But just suppose thatFiji’s GDP grew at 4% per year, over 10 years, instead of at 1% per year. The table below gives the two growth scenarios.
Year GDP ($millions)
at 1% at 4% Difference
2000 3330 3330 –
2004 3465 3861 396
2007 3570 4343 773
2010 3678 4885 1207
Far more useful, is to look at the differences in national income, between the two scenarios (see the graph). The top line gives the extra GDP (in $millions) which can be earned by the country every year if the economy grew at 4%, instead of 1%.
Fiji’s people could be earning an extra $396 millions within 4 years, and an extra $1207 millions at the end of 10 years.
Put alternatively, by the year 2010, the extra national income could amount to an extra $5,000 per household per year.
Differences in Government Expenditure
Another way of looking at the enormous benefits of solid economic growth is through the impact on Government revenue and expenditure.
Assuming roughly, that Government revenue and expenditure stays at around 25 percent of GDP, the Graph also shows the extra amounts available for Government Expenditure, were the economy to grow at 4% rather than 1%.
By the year 2004, Government could have an extra $99 millions to spend, by 2007 an extra $193 millions, and by 2010, an extraordinary extra $302 millions per year. These are not small sums of money.

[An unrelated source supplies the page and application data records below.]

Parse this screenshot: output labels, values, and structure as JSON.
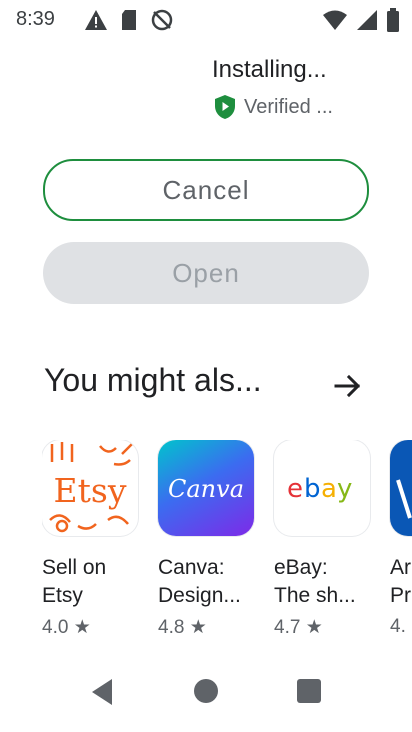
{
  "status_bar": {
    "time": "8:39"
  },
  "install": {
    "status": "Installing...",
    "verified": "Verified ..."
  },
  "buttons": {
    "cancel": "Cancel",
    "open": "Open"
  },
  "recommendations": {
    "title": "You might als...",
    "apps": [
      {
        "name_line1": "Sell on",
        "name_line2": "Etsy",
        "rating": "4.0 ★",
        "icon": "etsy-icon"
      },
      {
        "name_line1": "Canva:",
        "name_line2": "Design...",
        "rating": "4.8 ★",
        "icon": "canva-icon"
      },
      {
        "name_line1": "eBay:",
        "name_line2": "The sh...",
        "rating": "4.7 ★",
        "icon": "ebay-icon"
      },
      {
        "name_line1": "Ar",
        "name_line2": "Pr",
        "rating": "4.",
        "icon": "partial-app-icon"
      }
    ]
  },
  "colors": {
    "accent_green": "#1e8e3e",
    "etsy_orange": "#f1641e",
    "canva_gradient_start": "#7d2ae8",
    "canva_gradient_end": "#00c4cc",
    "open_disabled_bg": "#dfe1e4"
  }
}
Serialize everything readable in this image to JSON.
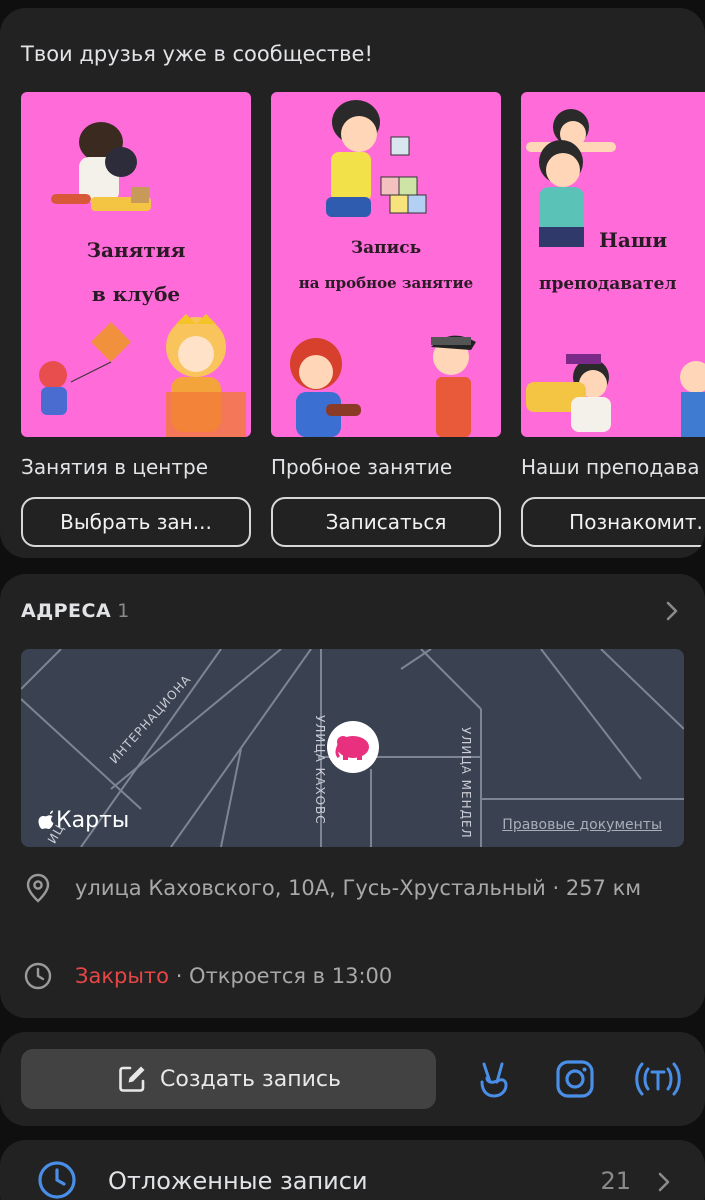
{
  "friends": {
    "heading": "Твои друзья уже в сообществе!",
    "tiles": [
      {
        "cover_line1": "Занятия",
        "cover_line2": "в клубе",
        "caption": "Занятия в центре",
        "button": "Выбрать зан..."
      },
      {
        "cover_line1": "Запись",
        "cover_line2": "на пробное занятие",
        "caption": "Пробное занятие",
        "button": "Записаться"
      },
      {
        "cover_line1": "Наши",
        "cover_line2": "преподавател",
        "caption": "Наши преподава",
        "button": "Познакомит."
      }
    ]
  },
  "addresses": {
    "title": "АДРЕСА",
    "count": "1",
    "map": {
      "streets": [
        "ИНТЕРНАЦИОНА",
        "УЛИЦА КАХОВС",
        "УЛИЦА МЕНДЕЛ",
        "ИЦ"
      ],
      "logo_label": "Карты",
      "legal_link": "Правовые документы"
    },
    "address": "улица Каховского, 10А, Гусь-Хрустальный · 257 км",
    "status_closed": "Закрыто",
    "status_opens": " · Откроется в 13:00"
  },
  "actions": {
    "create_post": "Создать запись"
  },
  "postponed": {
    "label": "Отложенные записи",
    "count": "21"
  },
  "colors": {
    "card_bg": "#222222",
    "cover_pink": "#ff6bd9",
    "accent_blue": "#3f8ae0",
    "closed_red": "#e64646",
    "map_bg": "#3a4150"
  },
  "icons": [
    "location-pin-icon",
    "clock-icon",
    "edit-icon",
    "clips-icon",
    "instagram-icon",
    "broadcast-icon",
    "chevron-right-icon"
  ]
}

With extra revenues like these, Government can afford to spend tens of millions on affirmative action for indigenous Fijians, without depriving any other Ministry.
Government could afford to provide enough subsidies to double or triple the current rents being paid for all the native leases under ALTA, NALTA or whatever scheme is found sustainable of efficient commercial farming. Government could spend decent amounts resettling displaced farmers into productive livelihoods.
Government would have enough left over to further boost education and health, and give far more to social welfare than it does currently. Heaven forbid, we could even pay for another NBF disaster!
But to give extra lollies out requires good economic growth. And that requires the confidence of thousands of citizens and investors, big and small, nationals and expatriates.
Sadly, that confidence is not here and there is little evidence of it returning.
Investors see a legitimate government deposed, without any evidence of wrong-doing- towards indigenous land, or Fijian institutions of authority, or other similar allegations.
Yet others accused of blatant wrong-doing are let off by the authorities, for all kinds of strange reasons.
Investors are puzzled why a political solution is not emerging.
The leaders of the deposed Government have made the critical concession of agreeing to a Government of National Unity, which would include members of the current Interim Administration.
Yet the Interim Administration does not respond, except for hollow calls for reconciliation
Investors worry that the Interim Administration continues to support a Constitution Review Committee which has been declared illegal by the High Court, and the majority of whose members, do not have the confidence of the bulk of the thinking people of the country.
What will their findings achieve?
Investor confidence cannot be turned on and off like a water tap or a light switch.
Even if some political consensus were reached tomorrow, by the wave of a magical wand, investors will cautiously wait for a few more years to see if the peace and harmony is genuinely long-lasting.
They will fear that another group of power-hungry people, with selfish agendas, may again throw another spanner in the works.
Long-term growth is going to be a long-time coming. And every year, our people fail to realise and enjoy our full growth potential, as I have outlined above.
Come on, politicians and power-brokers behind the scenes. Give this country a break.
But break up our country any more, and like Humpty Dumpty, our children will not be able to put the pieces together again.
[Appeared as “Costly coups”. The Fiji Times, 24 Dec 2000.]